The US has registered a record number of individuals renouncing citizenship over the first half of 2020. Research from New York accountancy firm Bambridge Accountants7 found that 5,816 people gave up US citizenship in the first six month of the year, a 1,210 % increase on the previous six months which recorded 444 cases. It makes the first two quarters of 2020 ranking as having the first and second highest numbers on record at 2,909 and 2,907 respectively. In comparison, a total of 2,072 US citizens renounced citizenship in the whole of 2019. The large amount of people who renounced in 2020 are individuals who already left the US, and key factors for the decision were found to be the current political climate and onerous tax reporting, as well as the pandemic. According to statistics, there are currently around nine million Americans living outside of the US who are required to file tax returns and report all their foreign bank accounts, investments, and pensions each year.

1 Alpha FMC (2020);

The future of private banking in Europe: Preparing for accelerated change, McKinsey (2020);

3 EY Financial Services Brexit Tracker, EY Press release 1st October 2020 (2020);

Archax (2020);

Guidelines on Individual Accountability and Conduct, Monetary Authority of Singapore (2020);

The Billionaire Census 2020, WEALTH-X (2020);

Americans Continue Giving up Citizenship at Record Levels, Bambridge Accountants (2020);

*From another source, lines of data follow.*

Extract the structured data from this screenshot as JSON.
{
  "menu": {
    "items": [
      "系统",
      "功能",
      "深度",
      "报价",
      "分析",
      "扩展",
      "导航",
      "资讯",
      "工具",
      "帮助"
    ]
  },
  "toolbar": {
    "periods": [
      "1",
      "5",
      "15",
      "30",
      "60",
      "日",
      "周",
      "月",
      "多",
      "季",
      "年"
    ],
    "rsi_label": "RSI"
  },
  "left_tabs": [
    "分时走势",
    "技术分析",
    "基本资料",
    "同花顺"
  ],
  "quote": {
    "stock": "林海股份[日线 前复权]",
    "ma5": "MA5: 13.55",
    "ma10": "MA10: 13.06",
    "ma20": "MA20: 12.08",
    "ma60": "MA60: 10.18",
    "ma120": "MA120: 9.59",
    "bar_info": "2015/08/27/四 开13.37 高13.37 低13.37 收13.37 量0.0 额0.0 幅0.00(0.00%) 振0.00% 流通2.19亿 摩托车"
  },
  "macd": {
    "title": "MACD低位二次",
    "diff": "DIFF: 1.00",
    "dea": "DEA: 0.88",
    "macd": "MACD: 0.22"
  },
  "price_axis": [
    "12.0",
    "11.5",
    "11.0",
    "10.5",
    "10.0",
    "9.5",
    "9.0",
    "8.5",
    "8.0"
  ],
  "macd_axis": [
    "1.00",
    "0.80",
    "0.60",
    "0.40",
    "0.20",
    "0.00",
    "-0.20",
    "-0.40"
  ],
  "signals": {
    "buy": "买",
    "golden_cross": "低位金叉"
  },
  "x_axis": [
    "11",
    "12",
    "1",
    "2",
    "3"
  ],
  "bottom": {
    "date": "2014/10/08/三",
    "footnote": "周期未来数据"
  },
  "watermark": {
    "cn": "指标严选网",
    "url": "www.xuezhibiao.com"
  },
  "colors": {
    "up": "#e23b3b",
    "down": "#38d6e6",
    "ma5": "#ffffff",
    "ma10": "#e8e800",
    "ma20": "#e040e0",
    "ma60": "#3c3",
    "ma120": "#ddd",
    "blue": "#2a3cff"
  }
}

This website uses cookies to ensure you get the best experience on our website.  Learn more